=== WHAT YOU HAVE TO DO ===
Every record shown below is to be output exactly.
*** EXERCISE MATERIAL ***
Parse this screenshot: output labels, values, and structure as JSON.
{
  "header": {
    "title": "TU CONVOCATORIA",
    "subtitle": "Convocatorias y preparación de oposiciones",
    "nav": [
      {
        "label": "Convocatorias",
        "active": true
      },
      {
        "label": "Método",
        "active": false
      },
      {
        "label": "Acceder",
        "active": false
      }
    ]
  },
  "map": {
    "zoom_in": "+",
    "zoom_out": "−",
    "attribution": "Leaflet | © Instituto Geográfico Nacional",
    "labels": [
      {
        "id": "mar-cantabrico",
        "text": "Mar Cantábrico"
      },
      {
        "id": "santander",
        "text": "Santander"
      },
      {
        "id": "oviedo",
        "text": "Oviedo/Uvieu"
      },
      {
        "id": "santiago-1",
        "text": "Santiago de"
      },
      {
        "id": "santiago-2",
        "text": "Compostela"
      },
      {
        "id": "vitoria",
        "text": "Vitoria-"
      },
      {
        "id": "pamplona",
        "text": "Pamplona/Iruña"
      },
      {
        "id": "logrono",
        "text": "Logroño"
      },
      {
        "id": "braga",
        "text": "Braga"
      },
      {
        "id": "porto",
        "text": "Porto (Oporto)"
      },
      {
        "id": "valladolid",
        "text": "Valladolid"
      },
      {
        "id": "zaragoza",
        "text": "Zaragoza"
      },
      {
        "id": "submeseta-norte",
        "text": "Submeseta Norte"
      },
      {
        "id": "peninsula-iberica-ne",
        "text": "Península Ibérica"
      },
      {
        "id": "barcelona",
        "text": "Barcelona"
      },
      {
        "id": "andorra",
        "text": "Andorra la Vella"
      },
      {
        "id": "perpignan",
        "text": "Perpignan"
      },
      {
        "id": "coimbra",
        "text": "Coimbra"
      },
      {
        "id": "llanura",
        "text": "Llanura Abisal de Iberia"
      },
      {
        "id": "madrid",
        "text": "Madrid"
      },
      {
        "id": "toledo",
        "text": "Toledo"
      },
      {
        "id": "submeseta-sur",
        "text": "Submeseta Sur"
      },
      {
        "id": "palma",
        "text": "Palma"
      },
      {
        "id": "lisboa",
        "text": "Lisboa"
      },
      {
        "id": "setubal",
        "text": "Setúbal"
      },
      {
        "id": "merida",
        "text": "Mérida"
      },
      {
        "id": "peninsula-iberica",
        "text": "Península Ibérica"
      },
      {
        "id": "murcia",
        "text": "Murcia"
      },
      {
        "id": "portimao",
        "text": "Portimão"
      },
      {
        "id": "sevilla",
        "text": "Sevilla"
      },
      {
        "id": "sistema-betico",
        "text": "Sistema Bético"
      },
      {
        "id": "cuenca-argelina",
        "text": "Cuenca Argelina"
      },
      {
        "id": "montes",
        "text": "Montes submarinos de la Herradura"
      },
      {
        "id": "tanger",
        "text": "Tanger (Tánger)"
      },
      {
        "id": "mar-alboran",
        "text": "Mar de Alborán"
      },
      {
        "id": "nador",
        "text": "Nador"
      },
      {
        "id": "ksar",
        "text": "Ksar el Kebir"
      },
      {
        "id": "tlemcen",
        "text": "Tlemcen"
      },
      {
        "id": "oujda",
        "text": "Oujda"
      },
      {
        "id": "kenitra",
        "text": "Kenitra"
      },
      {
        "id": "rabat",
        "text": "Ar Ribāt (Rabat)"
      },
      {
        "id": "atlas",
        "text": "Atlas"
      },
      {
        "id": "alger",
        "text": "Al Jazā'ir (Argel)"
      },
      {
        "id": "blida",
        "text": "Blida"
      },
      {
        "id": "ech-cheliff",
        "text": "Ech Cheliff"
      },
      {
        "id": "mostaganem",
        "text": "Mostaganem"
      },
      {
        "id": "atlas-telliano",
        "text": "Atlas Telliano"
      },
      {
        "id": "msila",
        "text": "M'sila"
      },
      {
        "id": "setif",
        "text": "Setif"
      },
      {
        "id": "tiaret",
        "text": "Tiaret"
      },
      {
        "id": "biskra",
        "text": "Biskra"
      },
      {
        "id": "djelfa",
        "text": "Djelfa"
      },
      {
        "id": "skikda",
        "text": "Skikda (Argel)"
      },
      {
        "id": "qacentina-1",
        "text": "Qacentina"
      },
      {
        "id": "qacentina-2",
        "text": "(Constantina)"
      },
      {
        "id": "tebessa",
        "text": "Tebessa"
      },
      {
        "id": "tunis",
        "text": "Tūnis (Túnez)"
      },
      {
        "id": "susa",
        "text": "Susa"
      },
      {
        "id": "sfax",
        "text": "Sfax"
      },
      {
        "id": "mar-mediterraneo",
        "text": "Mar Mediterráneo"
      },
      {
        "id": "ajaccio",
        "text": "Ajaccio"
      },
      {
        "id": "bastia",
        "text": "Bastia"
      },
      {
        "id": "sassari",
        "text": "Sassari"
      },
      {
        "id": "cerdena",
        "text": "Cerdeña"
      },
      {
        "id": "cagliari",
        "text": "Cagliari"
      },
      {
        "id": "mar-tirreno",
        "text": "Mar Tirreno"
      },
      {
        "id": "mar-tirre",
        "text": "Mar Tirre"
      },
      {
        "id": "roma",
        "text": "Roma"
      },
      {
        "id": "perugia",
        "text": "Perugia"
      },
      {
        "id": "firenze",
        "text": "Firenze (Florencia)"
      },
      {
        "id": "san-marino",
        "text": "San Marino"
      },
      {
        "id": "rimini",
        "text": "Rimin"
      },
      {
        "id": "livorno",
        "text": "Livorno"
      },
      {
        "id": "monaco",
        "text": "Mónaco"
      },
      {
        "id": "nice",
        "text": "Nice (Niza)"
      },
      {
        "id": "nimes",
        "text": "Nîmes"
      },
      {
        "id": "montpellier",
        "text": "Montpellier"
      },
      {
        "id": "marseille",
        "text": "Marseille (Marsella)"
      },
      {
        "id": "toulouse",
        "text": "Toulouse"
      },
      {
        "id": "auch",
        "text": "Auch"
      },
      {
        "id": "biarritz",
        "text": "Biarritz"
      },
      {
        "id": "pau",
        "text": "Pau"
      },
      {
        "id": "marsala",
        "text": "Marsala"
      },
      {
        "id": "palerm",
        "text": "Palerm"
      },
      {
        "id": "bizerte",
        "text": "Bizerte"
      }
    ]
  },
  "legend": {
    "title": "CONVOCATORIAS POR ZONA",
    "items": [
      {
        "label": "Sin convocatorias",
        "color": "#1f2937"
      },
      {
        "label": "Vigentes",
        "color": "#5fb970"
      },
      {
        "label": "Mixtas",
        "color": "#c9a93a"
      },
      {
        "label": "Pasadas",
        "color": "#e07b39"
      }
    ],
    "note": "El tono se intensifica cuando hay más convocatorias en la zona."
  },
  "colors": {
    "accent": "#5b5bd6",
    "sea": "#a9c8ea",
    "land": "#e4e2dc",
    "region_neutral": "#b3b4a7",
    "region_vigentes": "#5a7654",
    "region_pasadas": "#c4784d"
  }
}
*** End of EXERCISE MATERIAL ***
=== SOLUTION FOR THIS TASK ===
Parse this screenshot: output labels, values, and structure as JSON.
{
  "header": {
    "title": "TU CONVOCATORIA",
    "subtitle": "Convocatorias y preparación de oposiciones",
    "nav": [
      {
        "label": "Convocatorias",
        "active": true
      },
      {
        "label": "Método",
        "active": false
      },
      {
        "label": "Acceder",
        "active": false
      }
    ]
  },
  "map": {
    "zoom_in": "+",
    "zoom_out": "−",
    "attribution": "Leaflet | © Instituto Geográfico Nacional",
    "labels": [
      {
        "id": "mar-cantabrico",
        "text": "Mar Cantábrico"
      },
      {
        "id": "santander",
        "text": "Santander"
      },
      {
        "id": "oviedo",
        "text": "Oviedo/Uvieu"
      },
      {
        "id": "santiago-1",
        "text": "Santiago de"
      },
      {
        "id": "santiago-2",
        "text": "Compostela"
      },
      {
        "id": "vitoria",
        "text": "Vitoria-"
      },
      {
        "id": "pamplona",
        "text": "Pamplona/Iruña"
      },
      {
        "id": "logrono",
        "text": "Logroño"
      },
      {
        "id": "braga",
        "text": "Braga"
      },
      {
        "id": "porto",
        "text": "Porto (Oporto)"
      },
      {
        "id": "valladolid",
        "text": "Valladolid"
      },
      {
        "id": "zaragoza",
        "text": "Zaragoza"
      },
      {
        "id": "submeseta-norte",
        "text": "Submeseta Norte"
      },
      {
        "id": "peninsula-iberica-ne",
        "text": "Península Ibérica"
      },
      {
        "id": "barcelona",
        "text": "Barcelona"
      },
      {
        "id": "andorra",
        "text": "Andorra la Vella"
      },
      {
        "id": "perpignan",
        "text": "Perpignan"
      },
      {
        "id": "coimbra",
        "text": "Coimbra"
      },
      {
        "id": "llanura",
        "text": "Llanura Abisal de Iberia"
      },
      {
        "id": "madrid",
        "text": "Madrid"
      },
      {
        "id": "toledo",
        "text": "Toledo"
      },
      {
        "id": "submeseta-sur",
        "text": "Submeseta Sur"
      },
      {
        "id": "palma",
        "text": "Palma"
      },
      {
        "id": "lisboa",
        "text": "Lisboa"
      },
      {
        "id": "setubal",
        "text": "Setúbal"
      },
      {
        "id": "merida",
        "text": "Mérida"
      },
      {
        "id": "peninsula-iberica",
        "text": "Península Ibérica"
      },
      {
        "id": "murcia",
        "text": "Murcia"
      },
      {
        "id": "portimao",
        "text": "Portimão"
      },
      {
        "id": "sevilla",
        "text": "Sevilla"
      },
      {
        "id": "sistema-betico",
        "text": "Sistema Bético"
      },
      {
        "id": "cuenca-argelina",
        "text": "Cuenca Argelina"
      },
      {
        "id": "montes",
        "text": "Montes submarinos de la Herradura"
      },
      {
        "id": "tanger",
        "text": "Tanger (Tánger)"
      },
      {
        "id": "mar-alboran",
        "text": "Mar de Alborán"
      },
      {
        "id": "nador",
        "text": "Nador"
      },
      {
        "id": "ksar",
        "text": "Ksar el Kebir"
      },
      {
        "id": "tlemcen",
        "text": "Tlemcen"
      },
      {
        "id": "oujda",
        "text": "Oujda"
      },
      {
        "id": "kenitra",
        "text": "Kenitra"
      },
      {
        "id": "rabat",
        "text": "Ar Ribāt (Rabat)"
      },
      {
        "id": "atlas",
        "text": "Atlas"
      },
      {
        "id": "alger",
        "text": "Al Jazā'ir (Argel)"
      },
      {
        "id": "blida",
        "text": "Blida"
      },
      {
        "id": "ech-cheliff",
        "text": "Ech Cheliff"
      },
      {
        "id": "mostaganem",
        "text": "Mostaganem"
      },
      {
        "id": "atlas-telliano",
        "text": "Atlas Telliano"
      },
      {
        "id": "msila",
        "text": "M'sila"
      },
      {
        "id": "setif",
        "text": "Setif"
      },
      {
        "id": "tiaret",
        "text": "Tiaret"
      },
      {
        "id": "biskra",
        "text": "Biskra"
      },
      {
        "id": "djelfa",
        "text": "Djelfa"
      },
      {
        "id": "skikda",
        "text": "Skikda (Argel)"
      },
      {
        "id": "qacentina-1",
        "text": "Qacentina"
      },
      {
        "id": "qacentina-2",
        "text": "(Constantina)"
      },
      {
        "id": "tebessa",
        "text": "Tebessa"
      },
      {
        "id": "tunis",
        "text": "Tūnis (Túnez)"
      },
      {
        "id": "susa",
        "text": "Susa"
      },
      {
        "id": "sfax",
        "text": "Sfax"
      },
      {
        "id": "mar-mediterraneo",
        "text": "Mar Mediterráneo"
      },
      {
        "id": "ajaccio",
        "text": "Ajaccio"
      },
      {
        "id": "bastia",
        "text": "Bastia"
      },
      {
        "id": "sassari",
        "text": "Sassari"
      },
      {
        "id": "cerdena",
        "text": "Cerdeña"
      },
      {
        "id": "cagliari",
        "text": "Cagliari"
      },
      {
        "id": "mar-tirreno",
        "text": "Mar Tirreno"
      },
      {
        "id": "mar-tirre",
        "text": "Mar Tirre"
      },
      {
        "id": "roma",
        "text": "Roma"
      },
      {
        "id": "perugia",
        "text": "Perugia"
      },
      {
        "id": "firenze",
        "text": "Firenze (Florencia)"
      },
      {
        "id": "san-marino",
        "text": "San Marino"
      },
      {
        "id": "rimini",
        "text": "Rimin"
      },
      {
        "id": "livorno",
        "text": "Livorno"
      },
      {
        "id": "monaco",
        "text": "Mónaco"
      },
      {
        "id": "nice",
        "text": "Nice (Niza)"
      },
      {
        "id": "nimes",
        "text": "Nîmes"
      },
      {
        "id": "montpellier",
        "text": "Montpellier"
      },
      {
        "id": "marseille",
        "text": "Marseille (Marsella)"
      },
      {
        "id": "toulouse",
        "text": "Toulouse"
      },
      {
        "id": "auch",
        "text": "Auch"
      },
      {
        "id": "biarritz",
        "text": "Biarritz"
      },
      {
        "id": "pau",
        "text": "Pau"
      },
      {
        "id": "marsala",
        "text": "Marsala"
      },
      {
        "id": "palerm",
        "text": "Palerm"
      },
      {
        "id": "bizerte",
        "text": "Bizerte"
      }
    ]
  },
  "legend": {
    "title": "CONVOCATORIAS POR ZONA",
    "items": [
      {
        "label": "Sin convocatorias",
        "color": "#1f2937"
      },
      {
        "label": "Vigentes",
        "color": "#5fb970"
      },
      {
        "label": "Mixtas",
        "color": "#c9a93a"
      },
      {
        "label": "Pasadas",
        "color": "#e07b39"
      }
    ],
    "note": "El tono se intensifica cuando hay más convocatorias en la zona."
  },
  "colors": {
    "accent": "#5b5bd6",
    "sea": "#a9c8ea",
    "land": "#e4e2dc",
    "region_neutral": "#b3b4a7",
    "region_vigentes": "#5a7654",
    "region_pasadas": "#c4784d"
  }
}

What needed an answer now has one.